On the other hand, the welfare states faced challenges that we could describe as the “surplus dilemma”, as many children spent too much time in partial isolation in front of their computer and smartphone screens. These new circumstances followed by stress and lack of direct social contact led to psychological and psychiatric problems. According to various sources, psychiatrists have noted more cases of depression, anxiety, problems with nervous changes, as well as post-traumatic stress disorder (PTSD) amongst children and teenagers. Professor Małgorzata Janas-Kozik, who manages the Department of Psychiatry and Psychotherapy of Developmental Age at the Medical University of Silesia, emphasised that anorexia-related illnesses are on the rise during pandemics. Moreover, Prof Janas-Kozik mentions that teenagers are more susceptible to cyber violence.
As a consequence of isolation, many students found themselves struggling to maintain friendships and build their social networks. Social media became a window to the world, a false mirror of reality. Taking into consideration photo editing practices and the emulation of affluent lifestyles that are viral across social media channels, many teenagers might have felt alienated and depressed. This issue is seconded by the Maslow’s concept of the hierarchy of needs that emphasises the human need for the sense of belonging, acceptance, and social contact.
Regardless of the type of society and attached problems and challenges, the management of children’s situation during the pandemic, and its adaptation to the local or regional conditions should have been at the very heart of discussions. Implementing centralised legal acts and decisions benefitted only a few and discriminated against the others; for instance, if parents in slums had to go to work and they decide to leave the children with the neighbours or other people within the district, the policymakers could potentially lift the break from schools, because children were exposed to other kids anyway.
Save the Children’s Resource Centre highlights that people in poor urban contexts are confined to small rooms; children are frustrated because they have no space to play and whatever space they do have is limited to small yards or passages shared by neighbours. Moreover, in countries like Nepal, online education was more wishful thinking than reality, as according to Nepal’s Education Department, only 48 per cent of Nepalese public schools were online and enforced digital learning.
The first answer to the abovementioned challenges is maintaining flexibility. For example, during the lockdown in the Polish region of Podlasie, teachers decided to adjust the lessons timetable to the needs of the families. If the teachers knew that a family had two children but only one computer, and both of them would have classes from different topics at the same time, they rescheduled the lesson for the second child.
The second solution is adjustment, i.e., to adjust centralised decisions taken by policymakers in the capital cities to local conditions and contexts, in order to answer the needs of local people.
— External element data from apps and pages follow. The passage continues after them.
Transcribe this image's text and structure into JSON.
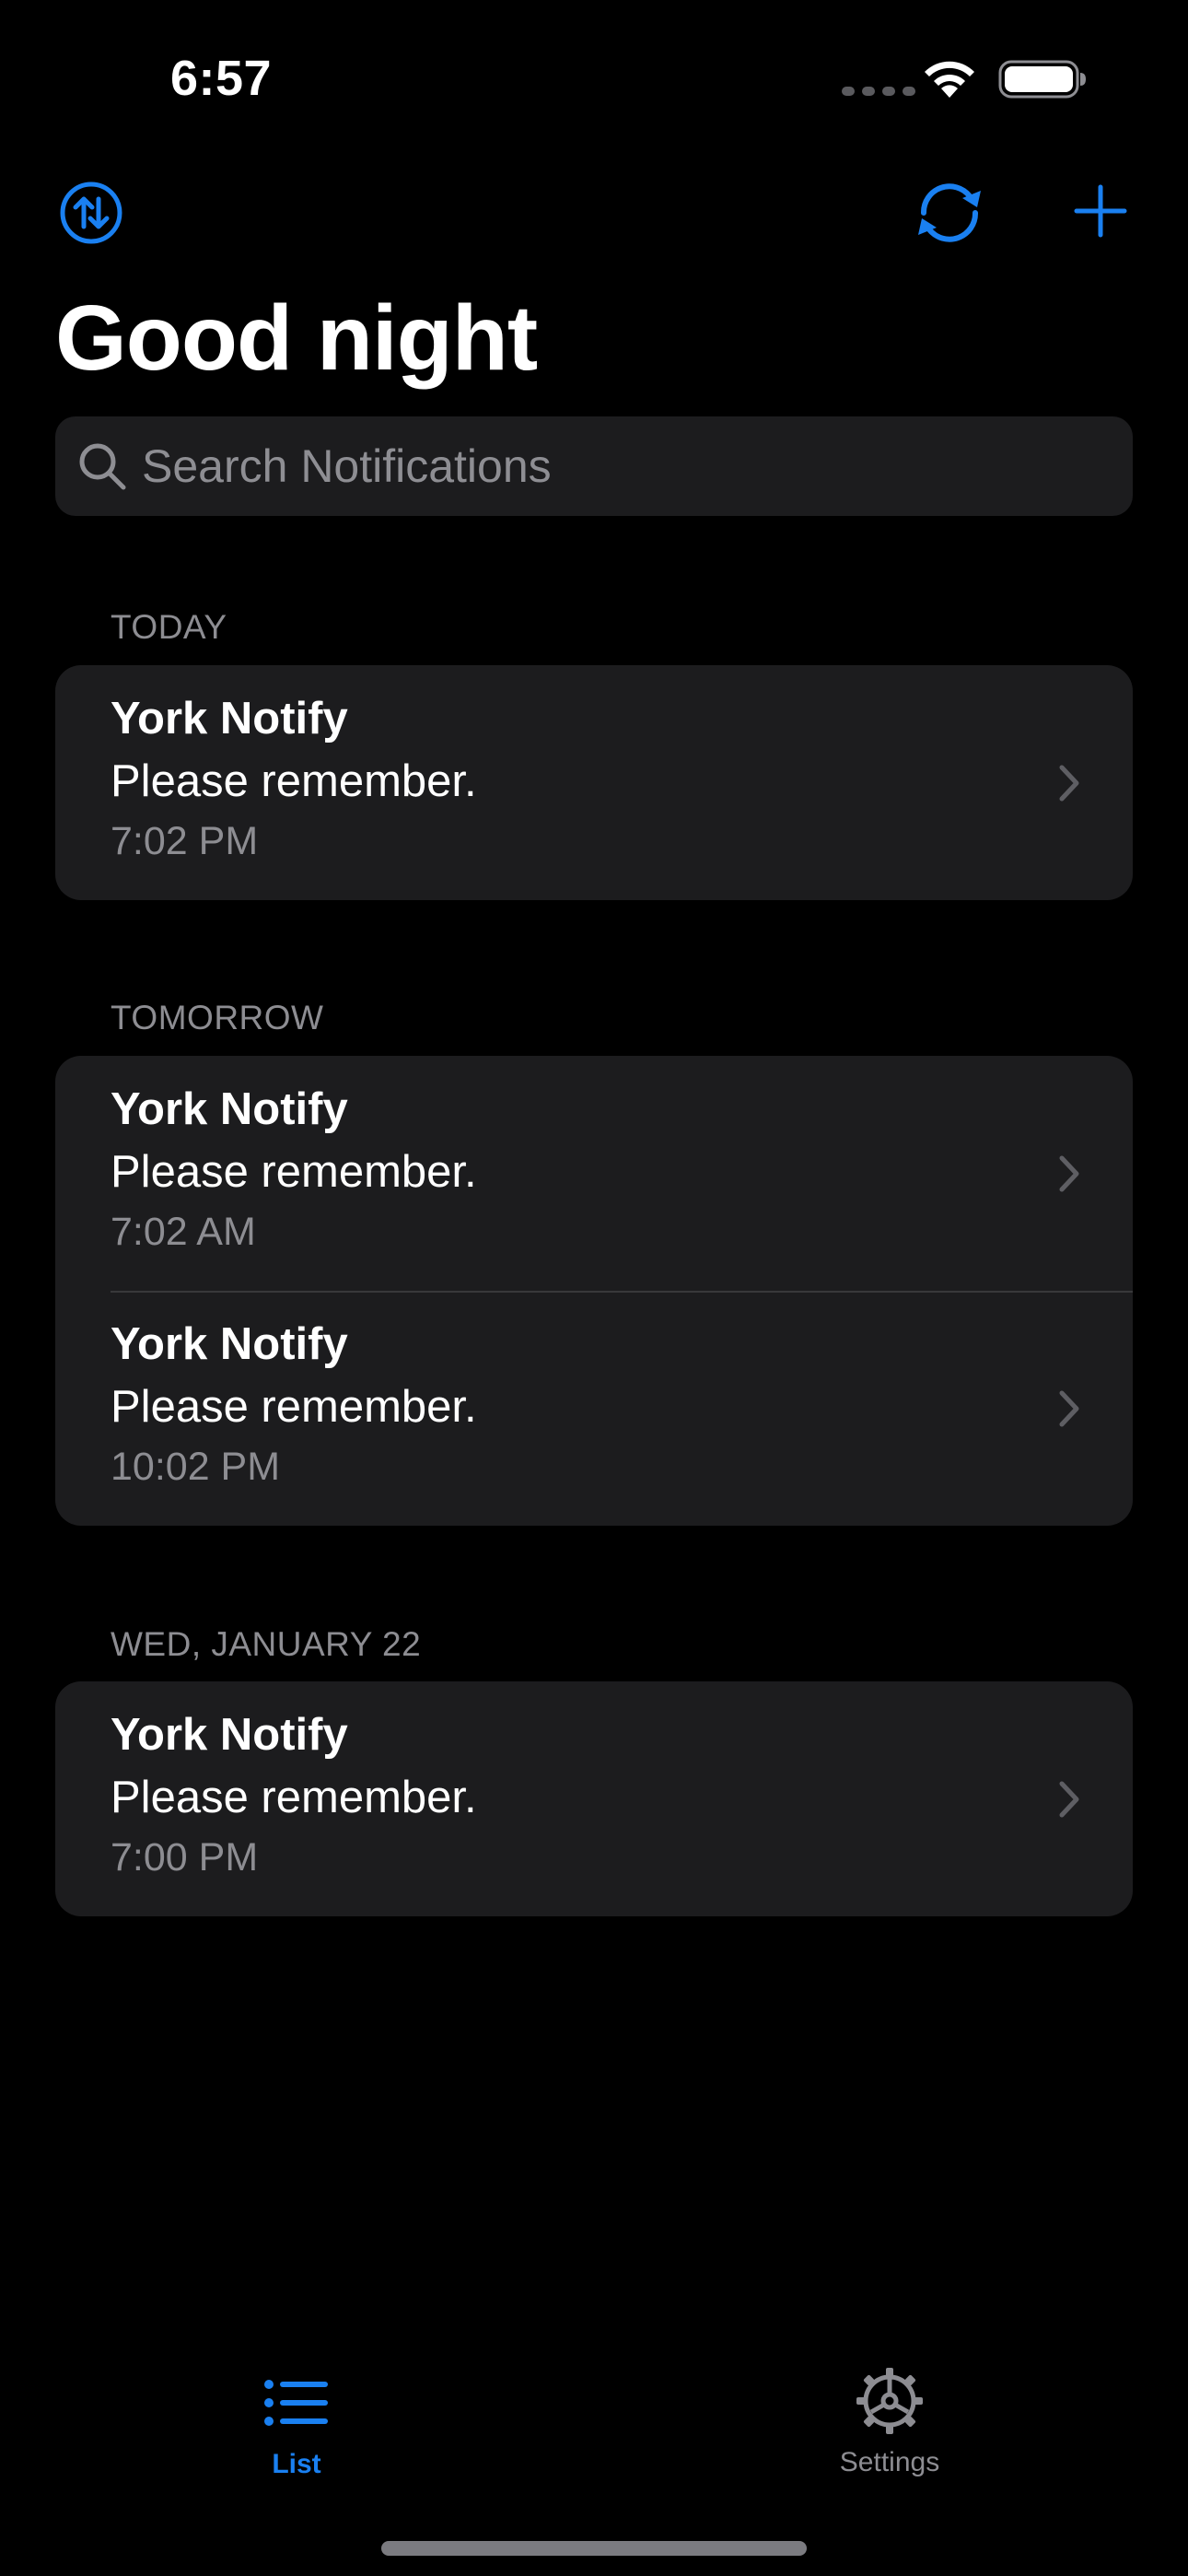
{
  "status_bar": {
    "time": "6:57"
  },
  "toolbar": {
    "sort_icon": "arrow-up-down-circle-icon",
    "refresh_icon": "refresh-icon",
    "add_icon": "plus-icon"
  },
  "page": {
    "title": "Good night"
  },
  "search": {
    "placeholder": "Search Notifications"
  },
  "sections": [
    {
      "header": "TODAY",
      "items": [
        {
          "title": "York Notify",
          "body": "Please remember.",
          "time": "7:02 PM"
        }
      ]
    },
    {
      "header": "TOMORROW",
      "items": [
        {
          "title": "York Notify",
          "body": "Please remember.",
          "time": "7:02 AM"
        },
        {
          "title": "York Notify",
          "body": "Please remember.",
          "time": "10:02 PM"
        }
      ]
    },
    {
      "header": "WED, JANUARY 22",
      "items": [
        {
          "title": "York Notify",
          "body": "Please remember.",
          "time": "7:00 PM"
        }
      ]
    }
  ],
  "tab_bar": {
    "tabs": [
      {
        "label": "List",
        "icon": "list-icon",
        "selected": true
      },
      {
        "label": "Settings",
        "icon": "gear-icon",
        "selected": false
      }
    ]
  },
  "colors": {
    "accent": "#1a80f1",
    "background": "#000000",
    "card": "#1c1c1e",
    "secondary_text": "#8d8d92"
  }
}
Switching to online education is not an option for children deprived of internet access and technology. Therefore, offline learning in smaller groups for the ones without access to online education could be a solution, especially in regions with modest numbers of new infections.
This article was first published on ORF.
The author is President of the Board at Boym Institute, Warsaw. The views expressed in this article are those of the author and do not represent the stand of this publication.